Hurricane Dean was measured a Category 5 storm before landfall in Mexico. As Chris Mooney reports, it is one of ten most intense Atlantic hurricanes ever measured.

Dean was officially the most powerful hurricane that we've seen globally so far in 2007, and was by far the strongest at landfall. It was also the first Category 5 Atlantic hurricane seen in the since the record-setting Hurricane Wilma of October 2005. In fact, Dean set some records of its own. Its pressure was the ninth lowest ever measured in the Atlantic, and the third lowest at landfall. Indeed, there hasn't been a full Category 5 landfall in our part of the world since 1992's Hurricane Andrew. Dean was in all respects a terrifying storm, and we can only hope that the damage will somehow be less than expected as it tears across the peninsula and then, after crossing the Bay of Campeche, moves on to a presumed second Mexican landfall.

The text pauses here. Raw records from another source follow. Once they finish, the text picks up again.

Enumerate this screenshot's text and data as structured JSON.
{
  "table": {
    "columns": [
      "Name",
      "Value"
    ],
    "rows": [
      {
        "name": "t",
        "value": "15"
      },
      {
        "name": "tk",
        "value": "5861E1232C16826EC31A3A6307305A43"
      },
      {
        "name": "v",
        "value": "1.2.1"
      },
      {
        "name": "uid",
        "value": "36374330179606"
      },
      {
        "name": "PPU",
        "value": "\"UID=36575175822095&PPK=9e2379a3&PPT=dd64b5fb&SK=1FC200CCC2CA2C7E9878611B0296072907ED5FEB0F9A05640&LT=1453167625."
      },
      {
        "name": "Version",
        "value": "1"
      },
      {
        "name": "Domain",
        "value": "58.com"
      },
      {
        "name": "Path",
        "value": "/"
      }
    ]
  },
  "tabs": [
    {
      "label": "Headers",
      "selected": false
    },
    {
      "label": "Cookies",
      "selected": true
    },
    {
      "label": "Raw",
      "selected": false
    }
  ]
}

rarango (mail):
My favorite destination, Cozumel, was devastated 10 years ago and only recently recovering. I hope the huge ponciania tree in the town square is still standing.
8.21.2007 12:07pm
Grant Gould (mail):
"Not only are we going to the Gulf, we're going to Jamaica, Belize, we're going to Mexico and Jamaica and to Campeche, and we're going to Mexico again, BYAAAAAH!"
8.21.2007 12:28pm
Shake-N-Bake:
The Yucatan, particularly Cancun and the Riviera Maya, were just crushed by Hurricane Wilma two years ago -- it sounds like despite the stronger storm this one isn't quite as bad as it's moving relatively quickly across the peninsula. The one two years ago became almost stagnant and hung around for much longer than a typical hurricane, and was at nearly the same strength as Katrina at landfall. There was STILL large amounts excess water in areas (looked like swamps, but locals told us it's not supposed to be a swamp, it's supposed to be dry land) over a year later when we were there for our wedding. The resorts were hit very hard overall, when we were looking at places for the wedding there were a fair number that were not accepting weddings that year due to rebuilding. And the resorts are typically quite well built to withstand hurricanes, as opposed to the building in the small Mayan towns inland, so can only imagine how bad it was there.

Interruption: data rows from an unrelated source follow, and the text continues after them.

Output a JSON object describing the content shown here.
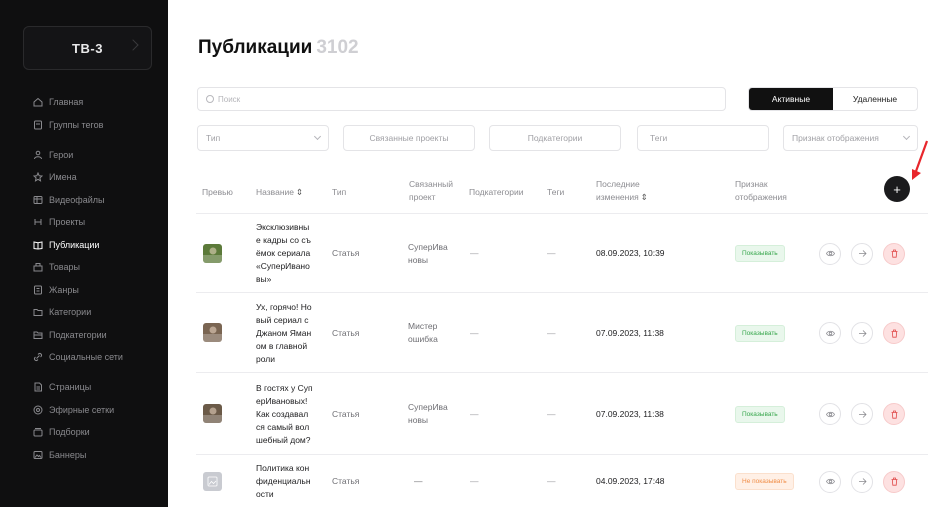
{
  "sidebar": {
    "logo": "ТВ-3",
    "groups": [
      [
        {
          "label": "Главная",
          "icon": "home-icon"
        },
        {
          "label": "Группы тегов",
          "icon": "tag-group-icon"
        }
      ],
      [
        {
          "label": "Герои",
          "icon": "heroes-icon"
        },
        {
          "label": "Имена",
          "icon": "star-icon"
        },
        {
          "label": "Видеофайлы",
          "icon": "video-file-icon"
        },
        {
          "label": "Проекты",
          "icon": "projects-icon"
        },
        {
          "label": "Публикации",
          "icon": "book-icon",
          "active": true
        },
        {
          "label": "Товары",
          "icon": "goods-icon"
        },
        {
          "label": "Жанры",
          "icon": "genres-icon"
        },
        {
          "label": "Категории",
          "icon": "folder-icon"
        },
        {
          "label": "Подкатегории",
          "icon": "subfolder-icon"
        },
        {
          "label": "Социальные сети",
          "icon": "link-icon"
        }
      ],
      [
        {
          "label": "Страницы",
          "icon": "page-icon"
        },
        {
          "label": "Эфирные сетки",
          "icon": "broadcast-icon"
        },
        {
          "label": "Подборки",
          "icon": "collection-icon"
        },
        {
          "label": "Баннеры",
          "icon": "banner-icon"
        }
      ]
    ]
  },
  "header": {
    "title": "Публикации",
    "count": "3102"
  },
  "search": {
    "placeholder": "Поиск"
  },
  "tabs": {
    "active": "Активные",
    "deleted": "Удаленные"
  },
  "filters": {
    "type": "Тип",
    "projects": "Связанные проекты",
    "subcategories": "Подкатегории",
    "tags": "Теги",
    "display": "Признак отображения"
  },
  "table": {
    "headers": {
      "preview": "Превью",
      "name": "Название",
      "name_sort": "⇕",
      "type": "Тип",
      "project_l1": "Связанный",
      "project_l2": "проект",
      "subcategories": "Подкатегории",
      "tags": "Теги",
      "changed_l1": "Последние",
      "changed_l2": "изменения",
      "changed_sort": "⇕",
      "display_l1": "Признак",
      "display_l2": "отображения"
    },
    "add_label": "+",
    "rows": [
      {
        "name": [
          "Эксклюзивны",
          "е кадры со съ",
          "ёмок сериала",
          "«СуперИвано",
          "вы»"
        ],
        "type": "Статья",
        "project": [
          "СуперИва",
          "новы"
        ],
        "subcategories": "—",
        "tags": "—",
        "changed": "08.09.2023, 10:39",
        "display": "Показывать",
        "display_state": "show",
        "thumb_color": "#5c7a3a"
      },
      {
        "name": [
          "Ух, горячо! Но",
          "вый сериал с",
          "Джаном Яман",
          "ом в главной",
          "роли"
        ],
        "type": "Статья",
        "project": [
          "Мистер",
          "ошибка"
        ],
        "subcategories": "—",
        "tags": "—",
        "changed": "07.09.2023, 11:38",
        "display": "Показывать",
        "display_state": "show",
        "thumb_color": "#7a6552"
      },
      {
        "name": [
          "В гостях у Суп",
          "ерИвановых!",
          "Как создавал",
          "ся самый вол",
          "шебный дом?"
        ],
        "type": "Статья",
        "project": [
          "СуперИва",
          "новы"
        ],
        "subcategories": "—",
        "tags": "—",
        "changed": "07.09.2023, 11:38",
        "display": "Показывать",
        "display_state": "show",
        "thumb_color": "#6b5a48"
      },
      {
        "name": [
          "Политика кон",
          "фиденциальн",
          "ости"
        ],
        "type": "Статья",
        "project": [
          "—"
        ],
        "subcategories": "—",
        "tags": "—",
        "changed": "04.09.2023, 17:48",
        "display": "Не показывать",
        "display_state": "hide",
        "thumb_color": "#c9cbd1"
      }
    ]
  },
  "colors": {
    "sidebar_bg": "#0f0f10",
    "accent_dark": "#111111",
    "show_green": "#37a64c",
    "hide_orange": "#f08d47",
    "delete_red": "#e04848",
    "annotation_red": "#e8262c"
  }
}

Fortunately the speed plus the rapid weakening of the storm makes it sound like this one won't be quite as bad, even if it made landfall as a stronger storm.
8.21.2007 1:08pm
Alan K. Henderson (mail) (www):
Grant,

Here's what I blogged several days ago:
"Not only are we going to the Antilles, we're going to Puerto Rico and the Dominican Republic and Haiti and Cuba and the Caymans, and we're going to Yucatan and Texas and Louisiana. And we're going to Arkansas and Tennessee and Kentucky and Virginia, and then we're going to Washington, D.C., to tear down the White House! YEEEARRGH"
It's not too late for Hurricane Dean to make a hard right and follow the rest of that course, but that's about as likely as Howard Dean making a hard right :-)
8.22.2007 11:00am